3D imaging, temperature map allow physicians to see ablation of brain tumors

Researchers from the University of Southern California (USC) Viterbi School of Engineering are making radiofrequency ablation safer and faster with real-time thermal imaging and an associated probe device, according to an April 9 USC news release

The research was published online March 3 in IEEE Transactions on Biomedical Engineering. 

“Although ablation is becoming increasingly popular, there is still no thermal imaging technology in regular clinical use to monitor these procedures in real time and ensure that the correct thermal dose is delivered the first time,” said co-author and research assistant professor John Stang, PhD, of the Ming Hsieh Department of Electrical Engineering, in a prepared statement.  

The non-invasive procedure involves microwave signals being continuously transmitted and received into the designated treatment area. The signals and information from prior imaging examinations are then produced into a 3D quantitative temperature map of the region being operated on.  

Stang and co-author Mahta Moghaddam, PhD, director of the Microwave Systems, Sensors and Imaging Lab at USC, hope that the new method and device will guide a more focused treatment and ultimately reduce follow-up imaging exams, time in the operating room, overtreatment, and procedural risks and costs.  

“Without real-time monitoring, there is the potential for both under-treatment and over-treatment,” Moghaddam said in a prepared statement. “If there is under-treatment, doctors must perform additional rounds of thermal ablation until all of the tumor is destroyed.
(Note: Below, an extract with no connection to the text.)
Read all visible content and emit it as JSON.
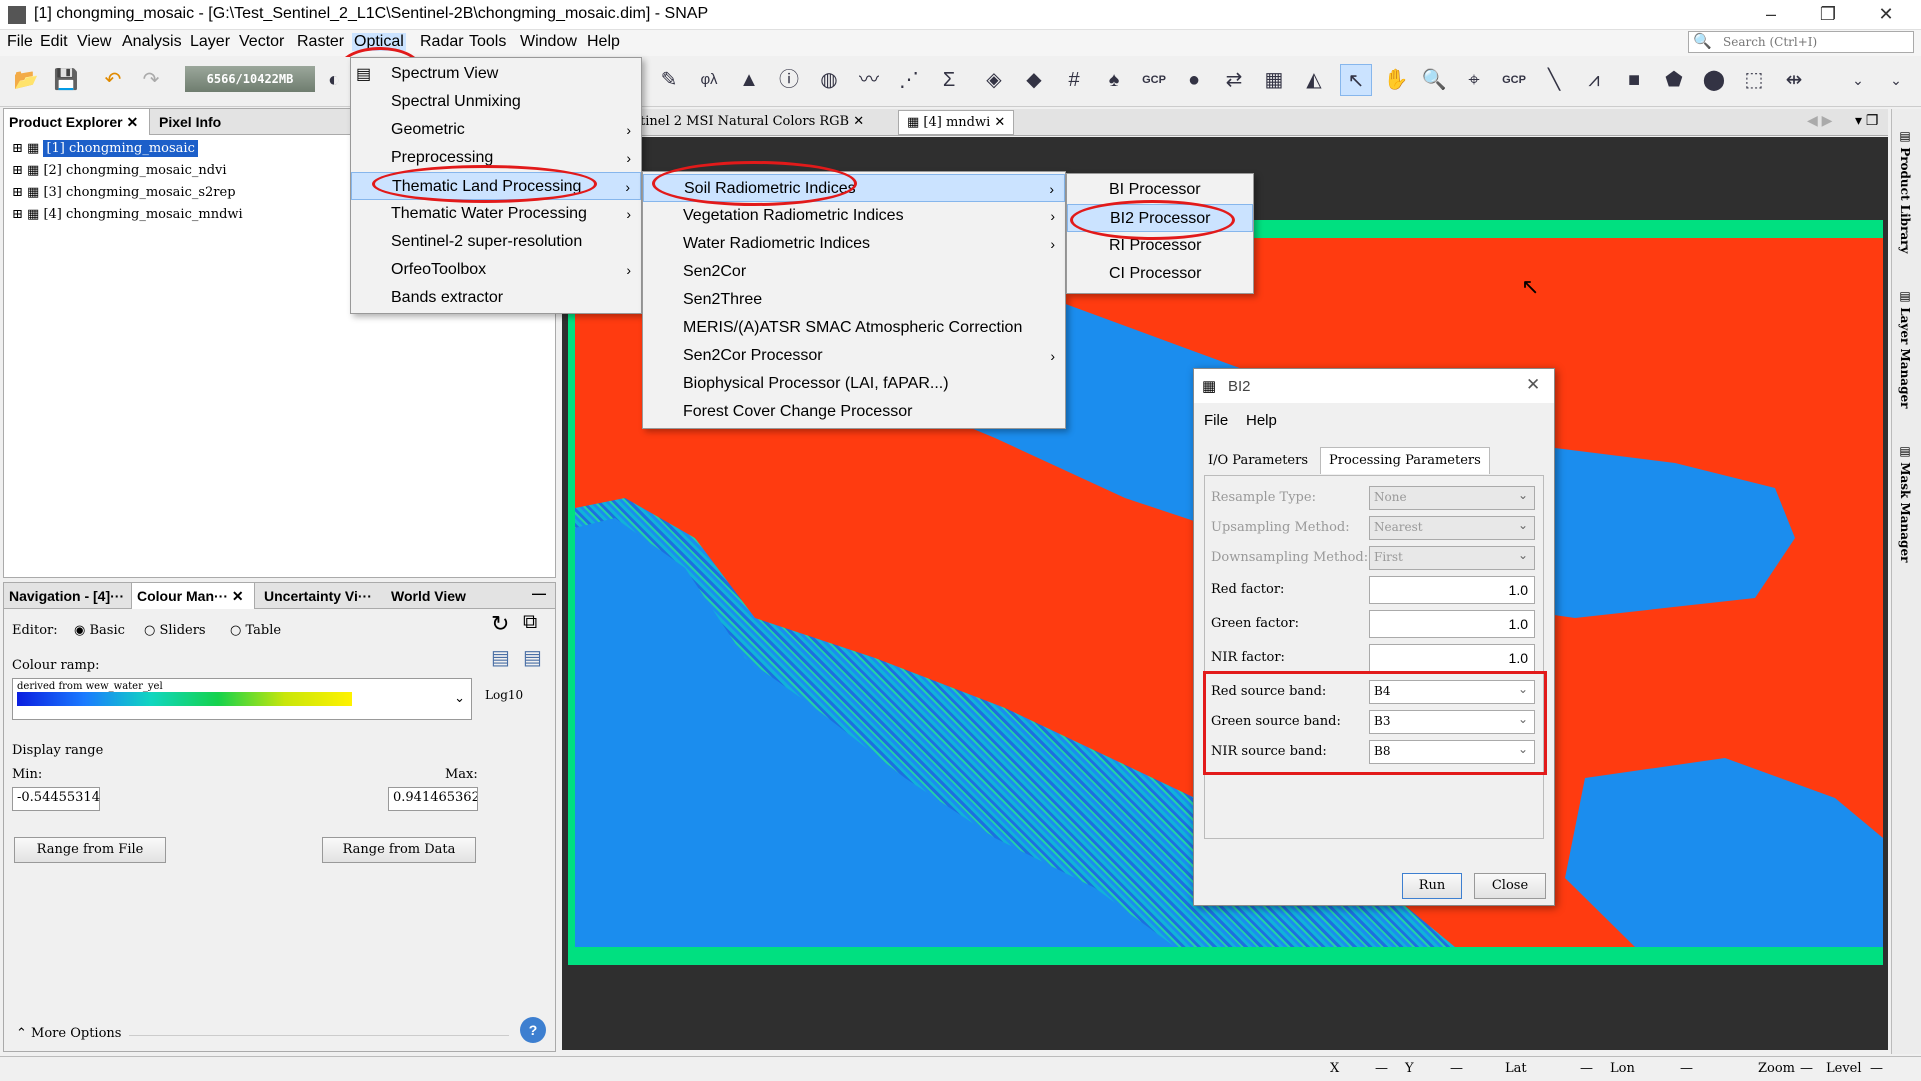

Each repeat ablation carries increased risk of infection or other complications and takes up more time in the operating room.”